**PROBLEM STATEMENT:** Each line that contains the string "icon" counts once; report how many such lines appear in the data, as a number only.

**RECORDS:**
···

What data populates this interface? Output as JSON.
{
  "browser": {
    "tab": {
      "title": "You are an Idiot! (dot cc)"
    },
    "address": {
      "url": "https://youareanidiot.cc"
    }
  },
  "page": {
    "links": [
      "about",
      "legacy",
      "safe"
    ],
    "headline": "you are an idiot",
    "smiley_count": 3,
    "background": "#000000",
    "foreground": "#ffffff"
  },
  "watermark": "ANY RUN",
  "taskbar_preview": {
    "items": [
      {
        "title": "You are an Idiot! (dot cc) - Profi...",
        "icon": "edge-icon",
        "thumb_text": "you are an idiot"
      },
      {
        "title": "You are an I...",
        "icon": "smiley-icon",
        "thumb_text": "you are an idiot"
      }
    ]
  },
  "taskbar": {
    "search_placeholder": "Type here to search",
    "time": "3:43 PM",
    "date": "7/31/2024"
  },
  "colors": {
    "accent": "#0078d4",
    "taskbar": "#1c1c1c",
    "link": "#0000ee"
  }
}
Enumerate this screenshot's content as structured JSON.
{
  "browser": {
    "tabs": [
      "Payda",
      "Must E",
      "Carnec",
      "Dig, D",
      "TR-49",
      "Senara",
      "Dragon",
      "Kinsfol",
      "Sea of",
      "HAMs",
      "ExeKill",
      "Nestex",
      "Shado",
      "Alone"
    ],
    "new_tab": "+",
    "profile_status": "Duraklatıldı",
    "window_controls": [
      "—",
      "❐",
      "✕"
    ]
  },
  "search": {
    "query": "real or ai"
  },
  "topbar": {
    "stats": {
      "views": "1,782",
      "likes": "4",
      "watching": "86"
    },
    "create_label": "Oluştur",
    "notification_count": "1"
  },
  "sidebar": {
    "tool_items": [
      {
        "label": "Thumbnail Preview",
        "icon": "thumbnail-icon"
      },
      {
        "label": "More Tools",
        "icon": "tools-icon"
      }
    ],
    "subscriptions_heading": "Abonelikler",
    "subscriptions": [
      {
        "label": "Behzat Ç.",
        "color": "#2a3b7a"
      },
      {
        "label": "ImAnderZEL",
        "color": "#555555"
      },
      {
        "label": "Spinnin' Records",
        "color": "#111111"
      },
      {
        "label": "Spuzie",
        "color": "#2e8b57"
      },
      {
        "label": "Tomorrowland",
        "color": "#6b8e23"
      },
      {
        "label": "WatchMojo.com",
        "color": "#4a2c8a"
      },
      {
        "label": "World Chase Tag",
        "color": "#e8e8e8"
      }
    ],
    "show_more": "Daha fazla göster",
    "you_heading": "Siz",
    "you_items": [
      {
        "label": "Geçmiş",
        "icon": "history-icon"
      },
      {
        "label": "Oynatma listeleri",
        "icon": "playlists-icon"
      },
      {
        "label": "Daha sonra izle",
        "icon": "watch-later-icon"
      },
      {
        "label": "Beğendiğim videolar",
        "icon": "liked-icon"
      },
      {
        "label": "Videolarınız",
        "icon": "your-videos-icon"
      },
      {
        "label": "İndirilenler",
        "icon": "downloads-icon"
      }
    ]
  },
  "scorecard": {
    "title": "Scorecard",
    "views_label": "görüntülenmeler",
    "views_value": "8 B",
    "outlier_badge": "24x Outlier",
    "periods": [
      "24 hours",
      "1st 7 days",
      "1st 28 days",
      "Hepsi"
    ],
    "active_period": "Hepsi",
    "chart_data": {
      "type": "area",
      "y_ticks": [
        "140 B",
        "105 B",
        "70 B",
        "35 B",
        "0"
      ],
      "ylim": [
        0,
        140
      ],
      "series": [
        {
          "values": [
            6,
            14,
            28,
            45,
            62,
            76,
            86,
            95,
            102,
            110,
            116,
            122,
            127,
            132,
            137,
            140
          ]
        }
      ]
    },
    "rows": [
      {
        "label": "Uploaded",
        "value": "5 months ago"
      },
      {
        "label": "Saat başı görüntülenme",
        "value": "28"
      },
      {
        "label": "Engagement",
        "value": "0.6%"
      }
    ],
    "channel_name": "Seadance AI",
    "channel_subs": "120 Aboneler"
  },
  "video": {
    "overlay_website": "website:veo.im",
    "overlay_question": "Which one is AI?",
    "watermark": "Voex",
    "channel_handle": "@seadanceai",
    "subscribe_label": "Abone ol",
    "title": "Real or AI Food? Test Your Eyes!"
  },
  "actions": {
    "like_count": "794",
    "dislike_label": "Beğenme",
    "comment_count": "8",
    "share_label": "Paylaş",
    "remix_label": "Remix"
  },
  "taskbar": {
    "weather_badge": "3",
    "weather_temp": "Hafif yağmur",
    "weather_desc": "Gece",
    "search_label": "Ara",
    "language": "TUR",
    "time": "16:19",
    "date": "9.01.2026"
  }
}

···

**TASK RESULT:** 10